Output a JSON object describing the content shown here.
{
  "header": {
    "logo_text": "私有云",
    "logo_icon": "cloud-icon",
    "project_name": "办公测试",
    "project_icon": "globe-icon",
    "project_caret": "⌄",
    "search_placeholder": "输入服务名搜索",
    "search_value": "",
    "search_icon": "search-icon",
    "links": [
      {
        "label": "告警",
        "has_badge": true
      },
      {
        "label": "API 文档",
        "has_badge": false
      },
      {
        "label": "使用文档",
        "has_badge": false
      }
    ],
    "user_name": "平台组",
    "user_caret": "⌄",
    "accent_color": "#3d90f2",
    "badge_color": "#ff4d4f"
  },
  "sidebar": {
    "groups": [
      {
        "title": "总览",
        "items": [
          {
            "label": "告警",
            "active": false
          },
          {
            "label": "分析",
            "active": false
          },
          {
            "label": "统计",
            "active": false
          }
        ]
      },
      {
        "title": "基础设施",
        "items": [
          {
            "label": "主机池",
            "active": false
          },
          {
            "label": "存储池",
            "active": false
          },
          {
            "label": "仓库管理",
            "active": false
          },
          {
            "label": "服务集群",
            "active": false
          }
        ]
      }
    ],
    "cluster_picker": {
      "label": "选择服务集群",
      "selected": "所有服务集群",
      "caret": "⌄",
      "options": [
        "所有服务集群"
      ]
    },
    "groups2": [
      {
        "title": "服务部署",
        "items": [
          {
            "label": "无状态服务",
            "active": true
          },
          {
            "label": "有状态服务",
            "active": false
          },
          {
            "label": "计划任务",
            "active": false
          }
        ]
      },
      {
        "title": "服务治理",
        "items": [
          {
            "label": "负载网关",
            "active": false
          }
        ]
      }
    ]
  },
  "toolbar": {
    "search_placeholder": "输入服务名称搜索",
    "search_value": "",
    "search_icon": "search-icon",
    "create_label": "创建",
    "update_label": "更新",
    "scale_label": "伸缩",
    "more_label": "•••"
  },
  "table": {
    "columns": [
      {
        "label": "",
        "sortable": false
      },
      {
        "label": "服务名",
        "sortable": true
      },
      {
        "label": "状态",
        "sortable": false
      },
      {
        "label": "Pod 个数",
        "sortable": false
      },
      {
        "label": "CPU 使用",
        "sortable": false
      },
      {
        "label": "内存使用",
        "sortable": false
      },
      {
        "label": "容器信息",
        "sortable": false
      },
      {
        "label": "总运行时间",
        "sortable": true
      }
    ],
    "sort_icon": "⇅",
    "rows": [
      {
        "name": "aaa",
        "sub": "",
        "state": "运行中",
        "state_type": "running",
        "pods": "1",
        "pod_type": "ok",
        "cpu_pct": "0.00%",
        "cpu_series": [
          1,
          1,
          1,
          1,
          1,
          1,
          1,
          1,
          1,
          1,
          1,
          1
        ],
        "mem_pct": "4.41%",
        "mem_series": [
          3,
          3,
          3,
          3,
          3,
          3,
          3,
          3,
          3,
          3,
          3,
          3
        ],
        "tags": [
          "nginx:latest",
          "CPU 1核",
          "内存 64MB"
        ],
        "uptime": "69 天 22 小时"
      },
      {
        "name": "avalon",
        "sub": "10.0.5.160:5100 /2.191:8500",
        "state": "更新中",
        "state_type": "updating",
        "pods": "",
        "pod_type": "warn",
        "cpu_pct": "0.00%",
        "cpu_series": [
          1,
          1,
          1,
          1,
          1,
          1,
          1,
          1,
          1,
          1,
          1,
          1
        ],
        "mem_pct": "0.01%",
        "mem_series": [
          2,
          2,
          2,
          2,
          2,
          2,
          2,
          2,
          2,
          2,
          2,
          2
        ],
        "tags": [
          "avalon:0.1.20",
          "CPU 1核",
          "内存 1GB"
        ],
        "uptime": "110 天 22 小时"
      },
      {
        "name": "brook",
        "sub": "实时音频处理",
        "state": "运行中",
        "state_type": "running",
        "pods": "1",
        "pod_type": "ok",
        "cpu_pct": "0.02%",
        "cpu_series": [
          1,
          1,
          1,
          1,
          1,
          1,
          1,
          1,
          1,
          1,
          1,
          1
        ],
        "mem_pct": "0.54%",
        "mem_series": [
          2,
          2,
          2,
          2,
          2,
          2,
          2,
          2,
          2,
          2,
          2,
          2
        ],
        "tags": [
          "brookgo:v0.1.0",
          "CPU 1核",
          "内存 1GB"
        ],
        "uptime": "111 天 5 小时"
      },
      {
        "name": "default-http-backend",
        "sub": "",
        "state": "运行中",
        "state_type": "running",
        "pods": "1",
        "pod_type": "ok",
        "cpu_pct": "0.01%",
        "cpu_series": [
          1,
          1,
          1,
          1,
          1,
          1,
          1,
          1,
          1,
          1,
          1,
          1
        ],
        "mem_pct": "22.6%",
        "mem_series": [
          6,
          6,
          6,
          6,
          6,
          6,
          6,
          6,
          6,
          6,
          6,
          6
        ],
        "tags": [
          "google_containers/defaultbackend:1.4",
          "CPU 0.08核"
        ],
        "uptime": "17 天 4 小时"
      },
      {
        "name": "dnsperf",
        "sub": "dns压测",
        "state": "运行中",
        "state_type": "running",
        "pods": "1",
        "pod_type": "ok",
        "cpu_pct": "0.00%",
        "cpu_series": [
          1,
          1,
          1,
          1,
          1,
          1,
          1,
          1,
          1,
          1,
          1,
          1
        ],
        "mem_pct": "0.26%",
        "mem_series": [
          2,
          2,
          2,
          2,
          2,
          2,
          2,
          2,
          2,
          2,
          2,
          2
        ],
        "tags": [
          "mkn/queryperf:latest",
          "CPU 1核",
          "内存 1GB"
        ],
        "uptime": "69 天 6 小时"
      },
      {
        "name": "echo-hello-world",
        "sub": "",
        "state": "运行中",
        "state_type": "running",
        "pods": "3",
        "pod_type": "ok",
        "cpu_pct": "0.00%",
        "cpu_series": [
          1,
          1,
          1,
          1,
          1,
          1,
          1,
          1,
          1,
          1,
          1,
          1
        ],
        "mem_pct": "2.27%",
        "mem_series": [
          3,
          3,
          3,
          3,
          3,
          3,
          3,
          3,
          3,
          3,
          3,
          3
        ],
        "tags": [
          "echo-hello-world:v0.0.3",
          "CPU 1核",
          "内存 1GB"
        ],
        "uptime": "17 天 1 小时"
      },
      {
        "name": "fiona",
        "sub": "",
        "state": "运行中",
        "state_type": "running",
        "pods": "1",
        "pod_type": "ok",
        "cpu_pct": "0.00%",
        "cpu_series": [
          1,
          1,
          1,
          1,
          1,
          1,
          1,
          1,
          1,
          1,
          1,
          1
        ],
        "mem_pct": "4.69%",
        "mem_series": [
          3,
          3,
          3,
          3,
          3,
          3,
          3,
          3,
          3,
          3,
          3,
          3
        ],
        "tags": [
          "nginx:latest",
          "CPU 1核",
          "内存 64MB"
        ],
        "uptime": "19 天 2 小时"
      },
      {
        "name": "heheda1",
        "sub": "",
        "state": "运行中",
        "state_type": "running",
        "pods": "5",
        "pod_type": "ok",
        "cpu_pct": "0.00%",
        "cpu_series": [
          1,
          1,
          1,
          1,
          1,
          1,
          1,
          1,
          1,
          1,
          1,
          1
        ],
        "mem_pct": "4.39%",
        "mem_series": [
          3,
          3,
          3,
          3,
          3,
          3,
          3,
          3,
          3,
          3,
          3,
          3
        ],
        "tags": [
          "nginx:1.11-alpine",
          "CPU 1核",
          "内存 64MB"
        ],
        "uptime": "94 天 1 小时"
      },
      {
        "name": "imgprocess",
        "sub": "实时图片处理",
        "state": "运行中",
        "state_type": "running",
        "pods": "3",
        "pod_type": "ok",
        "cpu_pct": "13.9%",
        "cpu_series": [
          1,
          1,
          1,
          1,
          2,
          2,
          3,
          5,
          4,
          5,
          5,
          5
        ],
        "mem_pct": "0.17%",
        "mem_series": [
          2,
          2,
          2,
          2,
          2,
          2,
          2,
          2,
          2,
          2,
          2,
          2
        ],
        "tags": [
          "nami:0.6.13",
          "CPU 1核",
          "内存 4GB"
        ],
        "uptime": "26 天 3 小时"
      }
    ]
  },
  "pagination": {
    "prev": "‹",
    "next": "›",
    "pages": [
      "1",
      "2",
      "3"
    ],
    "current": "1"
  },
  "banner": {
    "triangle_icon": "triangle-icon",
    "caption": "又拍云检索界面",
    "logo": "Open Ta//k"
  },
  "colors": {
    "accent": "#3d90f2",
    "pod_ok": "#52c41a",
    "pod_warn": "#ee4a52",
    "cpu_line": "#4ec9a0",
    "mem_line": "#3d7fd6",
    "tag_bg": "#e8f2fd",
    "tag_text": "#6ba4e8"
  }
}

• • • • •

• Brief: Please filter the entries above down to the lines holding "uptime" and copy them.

• Task answer:
        "uptime": "69 天 22 小时"
        "uptime": "110 天 22 小时"
        "uptime": "111 天 5 小时"
        "uptime": "17 天 4 小时"
        "uptime": "69 天 6 小时"
        "uptime": "17 天 1 小时"
        "uptime": "19 天 2 小时"
        "uptime": "94 天 1 小时"
        "uptime": "26 天 3 小时"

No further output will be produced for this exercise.